I want to look back at 9/11 coldly now. I want to save my emotions for the hundreds of thousands killed and wounded and the millions who have suffered because of the wars in Iraq and Afghanistan (our people and theirs) — suffering and death that dwarf what happened on 9/11 — suffering and death that are supposedly justified by what happened on 9/11 — suffering and death that are not ten years old but that are happening to this day. We have to look back at 9/11 coldly, or the same horrors will be occurring ten years from now as well.
The narcissism, bad faith, and bad taste of America’s 9/11 commemorations have taken on an almost Jewish quality. The official line is: We were entirely innocent. We were hated for our virtues. And because we are such good and innocent people, when we are wronged, that entitles us to do anything we want to our enemies. And lest our persecuting zeal flag, well we must never forget and never forgive, for we are the true victims, the only victims who matter. Thus we must forever commemorate our victimhood, not to avoid future horrors but to make them inevitable, so that blood may flow without ceasing.

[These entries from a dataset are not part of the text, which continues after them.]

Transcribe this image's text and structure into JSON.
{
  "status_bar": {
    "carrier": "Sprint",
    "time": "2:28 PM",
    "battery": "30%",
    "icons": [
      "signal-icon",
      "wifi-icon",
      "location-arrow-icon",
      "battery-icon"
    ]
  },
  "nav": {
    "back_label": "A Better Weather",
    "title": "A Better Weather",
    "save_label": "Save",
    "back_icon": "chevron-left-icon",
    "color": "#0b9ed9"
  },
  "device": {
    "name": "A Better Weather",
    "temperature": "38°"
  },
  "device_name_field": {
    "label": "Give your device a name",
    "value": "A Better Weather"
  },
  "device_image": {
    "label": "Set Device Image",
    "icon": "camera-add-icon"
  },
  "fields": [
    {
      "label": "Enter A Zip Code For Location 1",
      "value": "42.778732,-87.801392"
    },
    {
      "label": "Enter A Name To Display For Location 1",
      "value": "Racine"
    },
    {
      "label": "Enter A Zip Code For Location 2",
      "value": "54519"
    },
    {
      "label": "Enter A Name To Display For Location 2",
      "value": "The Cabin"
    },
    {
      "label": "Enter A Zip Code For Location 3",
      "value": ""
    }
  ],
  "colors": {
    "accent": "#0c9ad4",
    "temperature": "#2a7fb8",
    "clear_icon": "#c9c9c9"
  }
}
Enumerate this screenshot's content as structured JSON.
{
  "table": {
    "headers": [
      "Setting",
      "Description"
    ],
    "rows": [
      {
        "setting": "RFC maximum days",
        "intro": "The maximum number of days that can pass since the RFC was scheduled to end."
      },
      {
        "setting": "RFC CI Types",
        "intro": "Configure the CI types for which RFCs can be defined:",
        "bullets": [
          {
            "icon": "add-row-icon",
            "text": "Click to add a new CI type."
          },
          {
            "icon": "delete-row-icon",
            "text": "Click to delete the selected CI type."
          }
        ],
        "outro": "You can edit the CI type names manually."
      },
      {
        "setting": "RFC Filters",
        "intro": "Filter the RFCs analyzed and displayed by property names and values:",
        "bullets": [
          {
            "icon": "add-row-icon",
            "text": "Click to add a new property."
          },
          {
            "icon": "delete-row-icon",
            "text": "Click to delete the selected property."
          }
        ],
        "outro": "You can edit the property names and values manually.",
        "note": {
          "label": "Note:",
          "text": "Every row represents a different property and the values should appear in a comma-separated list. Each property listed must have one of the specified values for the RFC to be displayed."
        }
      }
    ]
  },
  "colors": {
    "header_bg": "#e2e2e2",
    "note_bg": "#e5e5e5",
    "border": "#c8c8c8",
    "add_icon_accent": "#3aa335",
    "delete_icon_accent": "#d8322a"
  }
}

Where have we heard all that before?
Well, I just don’t have to stomach to watch it, even if they throw in an Albert Speer light show.
Instead, I have asked a number of regular Counter-Currents contributors to share their reflections on 9/11 ten years later. I will also share my thoughts in a separate piece. My single ground-rule is that these reflections be honest. Honestly angry, honestly sympathetic, honestly high-minded, honestly cold-blooded, honestly indifferent, honestly brimming with Schadenfreude — but above all honest.
I doubt we will ever have 9/11 “truth,” because we do not control access to the truth. But 9/11 honesty is completely within each individual’s power, starting right here, right now. Join us.
- Kerry Bolton, “Karma 9/11”
- Andrew Hamilton, “Reflections on 9/11, One Decade After”
- Greg Johnson, “9/11, Ten Years Later”
- Pentti Linkola, “Bull’s Eye”
- John Morgan, “Islamism: Putting the Right to Shame”
- Matt Parrott, “Twin Towers and Evil Twins”
- Michael Polignano, “September 11th Warrants Reflection, then Retaliation”
- Ted Sallis, “Thoughts on September 11, 2001”